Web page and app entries
====================

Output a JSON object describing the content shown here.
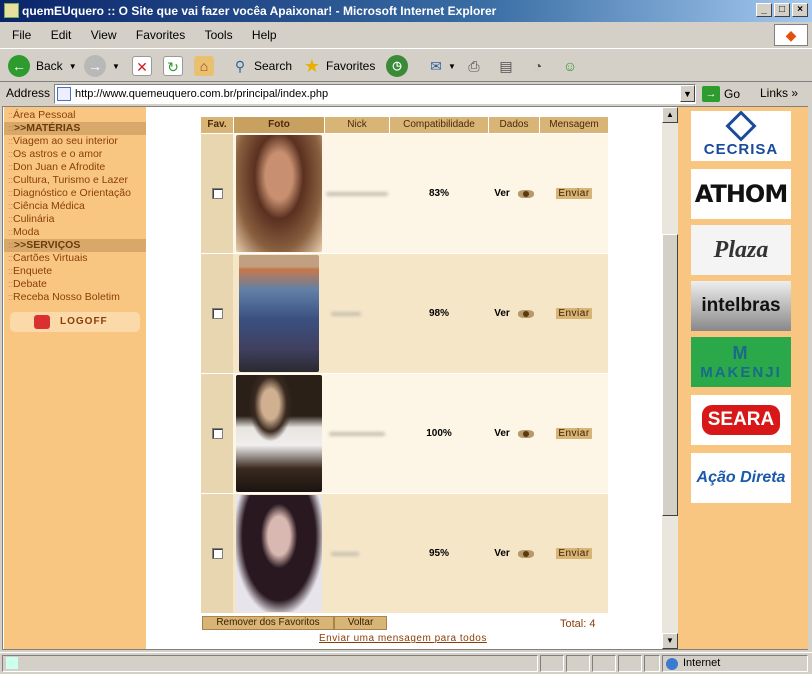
{
  "window": {
    "title": "quemEUquero :: O Site que vai fazer vocêa Apaixonar! - Microsoft Internet Explorer"
  },
  "menu": [
    "File",
    "Edit",
    "View",
    "Favorites",
    "Tools",
    "Help"
  ],
  "toolbar": {
    "back": "Back",
    "search": "Search",
    "favorites": "Favorites"
  },
  "address": {
    "label": "Address",
    "url": "http://www.quemeuquero.com.br/principal/index.php",
    "go": "Go",
    "links": "Links"
  },
  "leftnav": {
    "items": [
      {
        "label": "Área Pessoal",
        "head": false
      },
      {
        "label": ">>MATÉRIAS",
        "head": true
      },
      {
        "label": "Viagem ao seu interior",
        "head": false
      },
      {
        "label": "Os astros e o amor",
        "head": false
      },
      {
        "label": "Don Juan e Afrodite",
        "head": false
      },
      {
        "label": "Cultura, Turismo e Lazer",
        "head": false
      },
      {
        "label": "Diagnóstico e Orientação",
        "head": false
      },
      {
        "label": "Ciência Médica",
        "head": false
      },
      {
        "label": "Culinária",
        "head": false
      },
      {
        "label": "Moda",
        "head": false
      },
      {
        "label": ">>SERVIÇOS",
        "head": true
      },
      {
        "label": "Cartões Virtuais",
        "head": false
      },
      {
        "label": "Enquete",
        "head": false
      },
      {
        "label": "Debate",
        "head": false
      },
      {
        "label": "Receba Nosso Boletim",
        "head": false
      }
    ],
    "logoff": "LOGOFF"
  },
  "table": {
    "headers": {
      "fav": "Fav.",
      "foto": "Foto",
      "nick": "Nick",
      "compat": "Compatibilidade",
      "dados": "Dados",
      "msg": "Mensagem"
    },
    "rows": [
      {
        "compat": "83%",
        "ver": "Ver",
        "enviar": "Enviar",
        "bg": "#fdf6e6",
        "photo": "#6a4030"
      },
      {
        "compat": "98%",
        "ver": "Ver",
        "enviar": "Enviar",
        "bg": "#f5e6c8",
        "photo": "#3a4a6a"
      },
      {
        "compat": "100%",
        "ver": "Ver",
        "enviar": "Enviar",
        "bg": "#fdf6e6",
        "photo": "#3a2a20"
      },
      {
        "compat": "95%",
        "ver": "Ver",
        "enviar": "Enviar",
        "bg": "#f5e6c8",
        "photo": "#2a1a20"
      }
    ]
  },
  "footer": {
    "remove": "Remover dos Favoritos",
    "back": "Voltar",
    "total": "Total: 4",
    "sendall": "Enviar uma mensagem para todos"
  },
  "sponsors": [
    "CECRISA",
    "ATHOM",
    "Plaza",
    "intelbras",
    "MAKENJI",
    "SEARA",
    "Ação Direta"
  ],
  "status": {
    "zone": "Internet"
  }
}
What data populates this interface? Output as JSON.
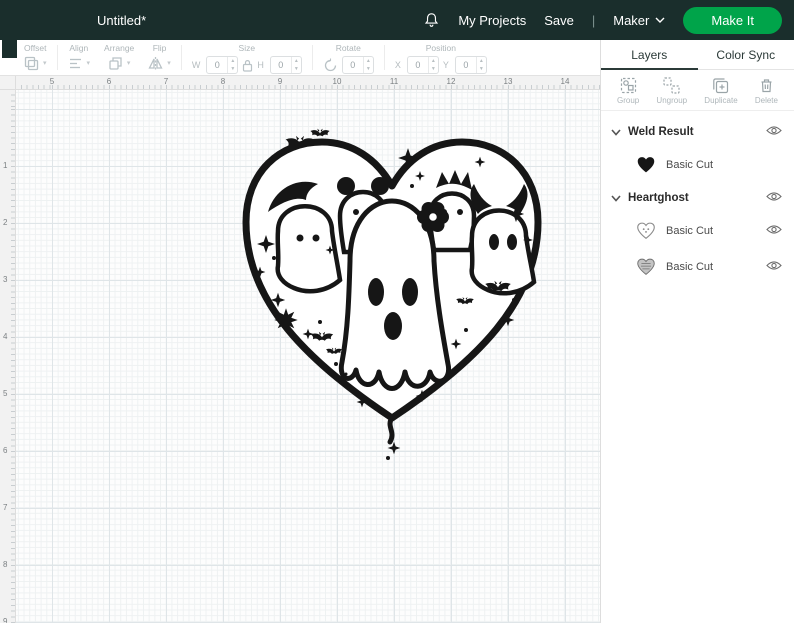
{
  "header": {
    "title": "Untitled*",
    "my_projects": "My Projects",
    "save": "Save",
    "divider": "|",
    "machine": "Maker",
    "make_it": "Make It",
    "header_bg": "#1a2e2c",
    "accent_green": "#00A44A"
  },
  "toolbar": {
    "offset": {
      "label": "Offset"
    },
    "align": {
      "label": "Align"
    },
    "arrange": {
      "label": "Arrange"
    },
    "flip": {
      "label": "Flip"
    },
    "size": {
      "label": "Size",
      "w_label": "W",
      "h_label": "H",
      "w_value": "0",
      "h_value": "0"
    },
    "rotate": {
      "label": "Rotate",
      "value": "0"
    },
    "position": {
      "label": "Position",
      "x_label": "X",
      "y_label": "Y",
      "x_value": "0",
      "y_value": "0"
    }
  },
  "rulers": {
    "h_numbers": [
      "5",
      "6",
      "7",
      "8",
      "9",
      "10",
      "11",
      "12",
      "13",
      "14"
    ],
    "v_numbers": [
      "1",
      "2",
      "3",
      "4",
      "5",
      "6",
      "7",
      "8",
      "9"
    ]
  },
  "canvas": {
    "artwork_name": "heart-of-ghosts-design"
  },
  "panel": {
    "tabs": {
      "layers": "Layers",
      "color_sync": "Color Sync"
    },
    "actions": [
      {
        "label": "Group"
      },
      {
        "label": "Ungroup"
      },
      {
        "label": "Duplicate"
      },
      {
        "label": "Delete"
      }
    ],
    "layers": [
      {
        "type": "group",
        "label": "Weld Result"
      },
      {
        "type": "item",
        "label": "Basic Cut"
      },
      {
        "type": "group",
        "label": "Heartghost"
      },
      {
        "type": "item",
        "label": "Basic Cut"
      },
      {
        "type": "item",
        "label": "Basic Cut"
      }
    ]
  }
}
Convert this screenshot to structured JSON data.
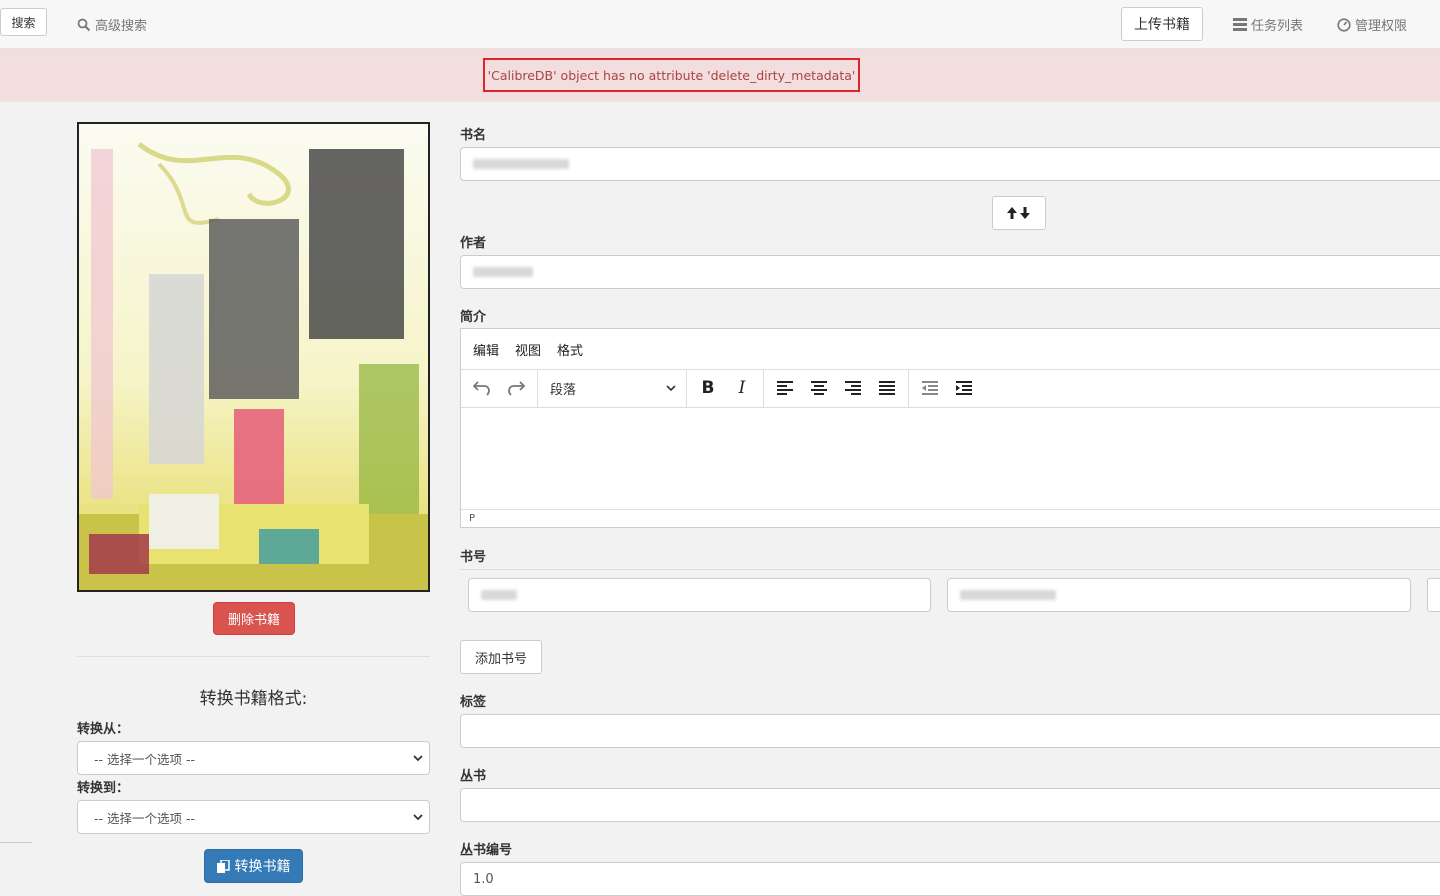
{
  "topbar": {
    "search_button": "搜索",
    "advanced_search": "高级搜索",
    "upload_button": "上传书籍",
    "tasks": "任务列表",
    "admin": "管理权限"
  },
  "alert": {
    "message": "'CalibreDB' object has no attribute 'delete_dirty_metadata'"
  },
  "left": {
    "delete_button": "删除书籍",
    "convert_heading": "转换书籍格式:",
    "convert_from_label": "转换从：",
    "convert_to_label": "转换到：",
    "select_placeholder": "-- 选择一个选项 --",
    "convert_button": "转换书籍"
  },
  "form": {
    "title_label": "书名",
    "author_label": "作者",
    "description_label": "简介",
    "identifiers_label": "书号",
    "add_identifier_button": "添加书号",
    "tags_label": "标签",
    "series_label": "丛书",
    "series_index_label": "丛书编号",
    "series_index_value": "1.0"
  },
  "editor": {
    "menus": [
      "编辑",
      "视图",
      "格式"
    ],
    "block_format": "段落",
    "status_path": "P"
  },
  "icons": {
    "search": "search-icon",
    "tasks": "list-icon",
    "admin": "dashboard-icon",
    "swap": "swap-arrows-icon",
    "convert": "copy-icon"
  },
  "colors": {
    "alert_bg": "#f2dede",
    "alert_highlight": "#e0242b",
    "danger": "#d9534f",
    "primary": "#337ab7"
  }
}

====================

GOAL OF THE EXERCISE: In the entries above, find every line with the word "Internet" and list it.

RESULT OF THIS TASK:
    "title": "quemEUquero :: O Site que vai fazer vocêa Apaixonar! - Microsoft Internet Explorer"
    "zone": "Internet"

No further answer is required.